Data about app and page elements
>>>

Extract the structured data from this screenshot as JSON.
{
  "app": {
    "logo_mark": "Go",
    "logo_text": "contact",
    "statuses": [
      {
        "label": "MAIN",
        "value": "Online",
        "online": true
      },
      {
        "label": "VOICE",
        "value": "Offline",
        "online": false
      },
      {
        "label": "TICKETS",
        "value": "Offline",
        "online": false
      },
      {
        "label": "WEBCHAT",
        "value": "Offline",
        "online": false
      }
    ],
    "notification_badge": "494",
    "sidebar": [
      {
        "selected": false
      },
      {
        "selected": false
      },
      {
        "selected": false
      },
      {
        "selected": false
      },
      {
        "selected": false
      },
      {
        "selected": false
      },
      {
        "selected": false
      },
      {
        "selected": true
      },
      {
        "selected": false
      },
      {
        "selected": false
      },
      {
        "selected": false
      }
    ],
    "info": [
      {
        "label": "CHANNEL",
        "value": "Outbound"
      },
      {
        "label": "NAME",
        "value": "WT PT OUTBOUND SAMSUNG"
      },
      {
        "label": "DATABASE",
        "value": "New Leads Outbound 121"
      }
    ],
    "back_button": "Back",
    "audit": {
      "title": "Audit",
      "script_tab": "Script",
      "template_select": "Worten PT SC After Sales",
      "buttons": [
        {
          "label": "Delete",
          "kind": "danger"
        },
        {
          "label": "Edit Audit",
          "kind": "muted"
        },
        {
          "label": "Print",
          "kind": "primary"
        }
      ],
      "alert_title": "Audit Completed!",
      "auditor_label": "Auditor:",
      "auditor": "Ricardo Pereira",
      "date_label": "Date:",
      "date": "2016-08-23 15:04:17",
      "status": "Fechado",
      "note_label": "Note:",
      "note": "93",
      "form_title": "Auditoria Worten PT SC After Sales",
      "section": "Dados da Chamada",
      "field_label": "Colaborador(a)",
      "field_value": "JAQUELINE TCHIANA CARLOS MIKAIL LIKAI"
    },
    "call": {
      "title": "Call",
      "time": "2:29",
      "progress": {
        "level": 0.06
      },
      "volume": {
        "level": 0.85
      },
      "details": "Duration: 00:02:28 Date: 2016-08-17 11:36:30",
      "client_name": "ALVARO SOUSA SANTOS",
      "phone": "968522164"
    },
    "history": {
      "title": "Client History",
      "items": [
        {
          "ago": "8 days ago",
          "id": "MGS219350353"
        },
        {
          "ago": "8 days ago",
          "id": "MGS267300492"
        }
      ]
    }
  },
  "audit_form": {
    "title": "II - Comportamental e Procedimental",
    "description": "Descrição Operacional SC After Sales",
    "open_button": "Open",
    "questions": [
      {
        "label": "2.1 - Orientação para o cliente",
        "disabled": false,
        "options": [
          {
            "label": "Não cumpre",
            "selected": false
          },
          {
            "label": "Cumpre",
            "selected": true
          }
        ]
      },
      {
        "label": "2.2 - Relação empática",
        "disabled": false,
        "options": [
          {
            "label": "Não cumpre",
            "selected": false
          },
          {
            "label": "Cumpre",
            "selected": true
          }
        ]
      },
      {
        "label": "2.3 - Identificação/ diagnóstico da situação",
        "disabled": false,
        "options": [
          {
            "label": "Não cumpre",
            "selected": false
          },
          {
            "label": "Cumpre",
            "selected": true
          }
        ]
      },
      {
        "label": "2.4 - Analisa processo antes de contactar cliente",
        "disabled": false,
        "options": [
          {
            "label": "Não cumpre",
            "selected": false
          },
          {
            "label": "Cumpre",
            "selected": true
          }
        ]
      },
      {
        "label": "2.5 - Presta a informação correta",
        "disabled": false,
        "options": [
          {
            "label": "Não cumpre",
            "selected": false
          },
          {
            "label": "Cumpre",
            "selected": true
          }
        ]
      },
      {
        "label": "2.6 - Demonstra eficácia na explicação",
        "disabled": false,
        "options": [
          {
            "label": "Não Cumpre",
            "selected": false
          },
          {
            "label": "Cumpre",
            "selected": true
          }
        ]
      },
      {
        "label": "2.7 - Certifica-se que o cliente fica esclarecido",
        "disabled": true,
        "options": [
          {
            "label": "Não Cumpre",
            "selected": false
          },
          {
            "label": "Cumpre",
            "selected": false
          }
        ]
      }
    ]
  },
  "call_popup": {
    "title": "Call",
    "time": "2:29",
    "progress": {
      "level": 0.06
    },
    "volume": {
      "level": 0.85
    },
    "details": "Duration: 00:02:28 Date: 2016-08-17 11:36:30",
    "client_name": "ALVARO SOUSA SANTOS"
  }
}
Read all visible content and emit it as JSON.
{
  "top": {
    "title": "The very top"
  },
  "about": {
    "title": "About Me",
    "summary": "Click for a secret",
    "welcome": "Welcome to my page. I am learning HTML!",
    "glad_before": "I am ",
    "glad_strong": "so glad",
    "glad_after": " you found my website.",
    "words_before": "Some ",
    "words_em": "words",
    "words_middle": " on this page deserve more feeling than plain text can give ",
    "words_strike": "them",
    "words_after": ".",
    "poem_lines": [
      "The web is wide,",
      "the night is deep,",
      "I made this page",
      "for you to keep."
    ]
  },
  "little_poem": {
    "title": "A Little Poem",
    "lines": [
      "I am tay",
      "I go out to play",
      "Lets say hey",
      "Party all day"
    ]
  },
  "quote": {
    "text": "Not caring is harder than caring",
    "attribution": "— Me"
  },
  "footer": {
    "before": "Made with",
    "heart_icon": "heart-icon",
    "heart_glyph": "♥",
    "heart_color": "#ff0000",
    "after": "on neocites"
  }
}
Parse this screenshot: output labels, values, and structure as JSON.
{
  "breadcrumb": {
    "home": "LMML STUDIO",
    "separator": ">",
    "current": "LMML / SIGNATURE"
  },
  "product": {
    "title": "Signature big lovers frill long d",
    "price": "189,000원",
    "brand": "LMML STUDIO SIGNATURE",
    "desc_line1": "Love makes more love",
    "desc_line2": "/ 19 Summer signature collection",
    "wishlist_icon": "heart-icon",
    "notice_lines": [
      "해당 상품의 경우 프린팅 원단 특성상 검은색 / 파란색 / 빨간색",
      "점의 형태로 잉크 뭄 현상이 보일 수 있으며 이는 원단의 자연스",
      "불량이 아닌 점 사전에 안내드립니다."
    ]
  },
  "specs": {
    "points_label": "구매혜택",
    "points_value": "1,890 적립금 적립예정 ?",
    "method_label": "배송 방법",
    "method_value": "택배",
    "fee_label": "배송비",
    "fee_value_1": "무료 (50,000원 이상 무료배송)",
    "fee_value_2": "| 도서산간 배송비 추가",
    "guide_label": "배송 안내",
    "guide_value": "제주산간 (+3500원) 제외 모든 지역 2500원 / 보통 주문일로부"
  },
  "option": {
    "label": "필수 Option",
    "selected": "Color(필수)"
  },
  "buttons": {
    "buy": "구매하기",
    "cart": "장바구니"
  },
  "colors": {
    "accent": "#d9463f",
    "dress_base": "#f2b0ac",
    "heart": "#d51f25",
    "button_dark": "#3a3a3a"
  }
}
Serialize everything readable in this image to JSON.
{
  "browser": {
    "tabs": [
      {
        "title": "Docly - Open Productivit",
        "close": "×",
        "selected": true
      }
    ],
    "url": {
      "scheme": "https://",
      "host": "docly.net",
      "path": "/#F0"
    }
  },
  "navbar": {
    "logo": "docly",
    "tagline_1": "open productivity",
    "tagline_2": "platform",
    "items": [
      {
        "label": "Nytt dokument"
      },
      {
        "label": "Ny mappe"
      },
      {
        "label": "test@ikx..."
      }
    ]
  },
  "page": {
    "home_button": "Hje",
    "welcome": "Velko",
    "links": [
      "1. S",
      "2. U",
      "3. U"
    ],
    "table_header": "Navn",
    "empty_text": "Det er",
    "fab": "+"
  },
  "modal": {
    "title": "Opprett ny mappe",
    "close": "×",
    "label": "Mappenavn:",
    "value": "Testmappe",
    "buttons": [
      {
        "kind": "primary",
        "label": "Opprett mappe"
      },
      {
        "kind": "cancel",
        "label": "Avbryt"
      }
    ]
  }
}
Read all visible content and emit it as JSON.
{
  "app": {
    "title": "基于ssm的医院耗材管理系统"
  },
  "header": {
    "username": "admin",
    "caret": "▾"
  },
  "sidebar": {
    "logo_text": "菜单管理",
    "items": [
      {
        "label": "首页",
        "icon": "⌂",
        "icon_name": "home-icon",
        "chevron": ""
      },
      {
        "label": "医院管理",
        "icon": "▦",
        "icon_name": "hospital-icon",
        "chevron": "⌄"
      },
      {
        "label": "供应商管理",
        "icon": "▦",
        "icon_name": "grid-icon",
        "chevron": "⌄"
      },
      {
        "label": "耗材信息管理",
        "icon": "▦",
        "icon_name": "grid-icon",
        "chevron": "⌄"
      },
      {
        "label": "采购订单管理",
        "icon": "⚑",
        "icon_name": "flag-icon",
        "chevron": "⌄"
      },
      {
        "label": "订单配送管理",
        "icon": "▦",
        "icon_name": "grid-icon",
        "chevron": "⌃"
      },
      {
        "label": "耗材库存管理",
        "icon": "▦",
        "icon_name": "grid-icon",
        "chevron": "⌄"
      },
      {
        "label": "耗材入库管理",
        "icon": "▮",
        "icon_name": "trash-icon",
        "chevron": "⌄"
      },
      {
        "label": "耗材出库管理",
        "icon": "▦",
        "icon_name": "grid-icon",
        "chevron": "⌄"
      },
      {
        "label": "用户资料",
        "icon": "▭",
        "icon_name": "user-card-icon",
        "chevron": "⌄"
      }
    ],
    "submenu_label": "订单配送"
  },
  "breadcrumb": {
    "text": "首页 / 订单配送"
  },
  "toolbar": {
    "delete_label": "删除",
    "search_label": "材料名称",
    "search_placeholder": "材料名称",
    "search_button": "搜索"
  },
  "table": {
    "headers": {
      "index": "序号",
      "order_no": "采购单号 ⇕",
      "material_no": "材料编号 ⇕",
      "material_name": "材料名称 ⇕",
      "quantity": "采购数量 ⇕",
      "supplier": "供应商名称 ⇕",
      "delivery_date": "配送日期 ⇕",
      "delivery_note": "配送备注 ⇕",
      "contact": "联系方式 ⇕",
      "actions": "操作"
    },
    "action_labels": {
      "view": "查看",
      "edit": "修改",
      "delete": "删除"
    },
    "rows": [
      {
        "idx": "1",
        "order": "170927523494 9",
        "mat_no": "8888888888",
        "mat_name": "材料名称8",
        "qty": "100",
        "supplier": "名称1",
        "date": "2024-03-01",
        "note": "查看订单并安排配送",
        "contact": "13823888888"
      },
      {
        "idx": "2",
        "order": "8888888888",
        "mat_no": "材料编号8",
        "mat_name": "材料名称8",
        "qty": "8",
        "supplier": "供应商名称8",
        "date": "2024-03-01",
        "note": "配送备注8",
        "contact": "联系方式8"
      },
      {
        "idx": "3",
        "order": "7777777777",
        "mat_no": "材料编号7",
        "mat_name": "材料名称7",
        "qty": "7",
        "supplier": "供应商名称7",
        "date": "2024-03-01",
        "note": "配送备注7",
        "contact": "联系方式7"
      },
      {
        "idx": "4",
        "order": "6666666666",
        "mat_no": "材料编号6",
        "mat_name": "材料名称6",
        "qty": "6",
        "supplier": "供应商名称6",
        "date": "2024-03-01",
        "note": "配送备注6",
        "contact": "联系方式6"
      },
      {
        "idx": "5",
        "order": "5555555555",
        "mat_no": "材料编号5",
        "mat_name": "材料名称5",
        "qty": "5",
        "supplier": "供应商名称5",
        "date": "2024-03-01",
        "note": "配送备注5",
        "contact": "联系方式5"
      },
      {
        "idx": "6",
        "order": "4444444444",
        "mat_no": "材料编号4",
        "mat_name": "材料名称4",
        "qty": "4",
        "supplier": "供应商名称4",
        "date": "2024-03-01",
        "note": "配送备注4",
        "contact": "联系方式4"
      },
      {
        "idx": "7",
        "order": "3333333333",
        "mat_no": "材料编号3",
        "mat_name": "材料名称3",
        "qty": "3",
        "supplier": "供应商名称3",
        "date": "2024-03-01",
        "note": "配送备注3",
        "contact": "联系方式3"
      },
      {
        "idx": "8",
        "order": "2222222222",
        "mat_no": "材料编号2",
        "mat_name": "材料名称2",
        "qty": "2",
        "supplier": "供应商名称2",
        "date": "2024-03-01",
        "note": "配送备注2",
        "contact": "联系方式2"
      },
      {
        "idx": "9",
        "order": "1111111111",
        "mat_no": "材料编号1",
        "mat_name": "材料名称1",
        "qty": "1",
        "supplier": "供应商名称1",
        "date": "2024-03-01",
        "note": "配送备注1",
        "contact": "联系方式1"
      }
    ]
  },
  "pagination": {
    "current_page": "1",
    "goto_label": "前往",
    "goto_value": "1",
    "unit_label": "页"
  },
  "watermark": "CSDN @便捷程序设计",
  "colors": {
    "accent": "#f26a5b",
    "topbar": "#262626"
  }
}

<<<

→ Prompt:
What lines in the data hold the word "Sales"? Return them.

→ Response below:
      "template_select": "Worten PT SC After Sales",
      "form_title": "Auditoria Worten PT SC After Sales",
    "description": "Descrição Operacional SC After Sales",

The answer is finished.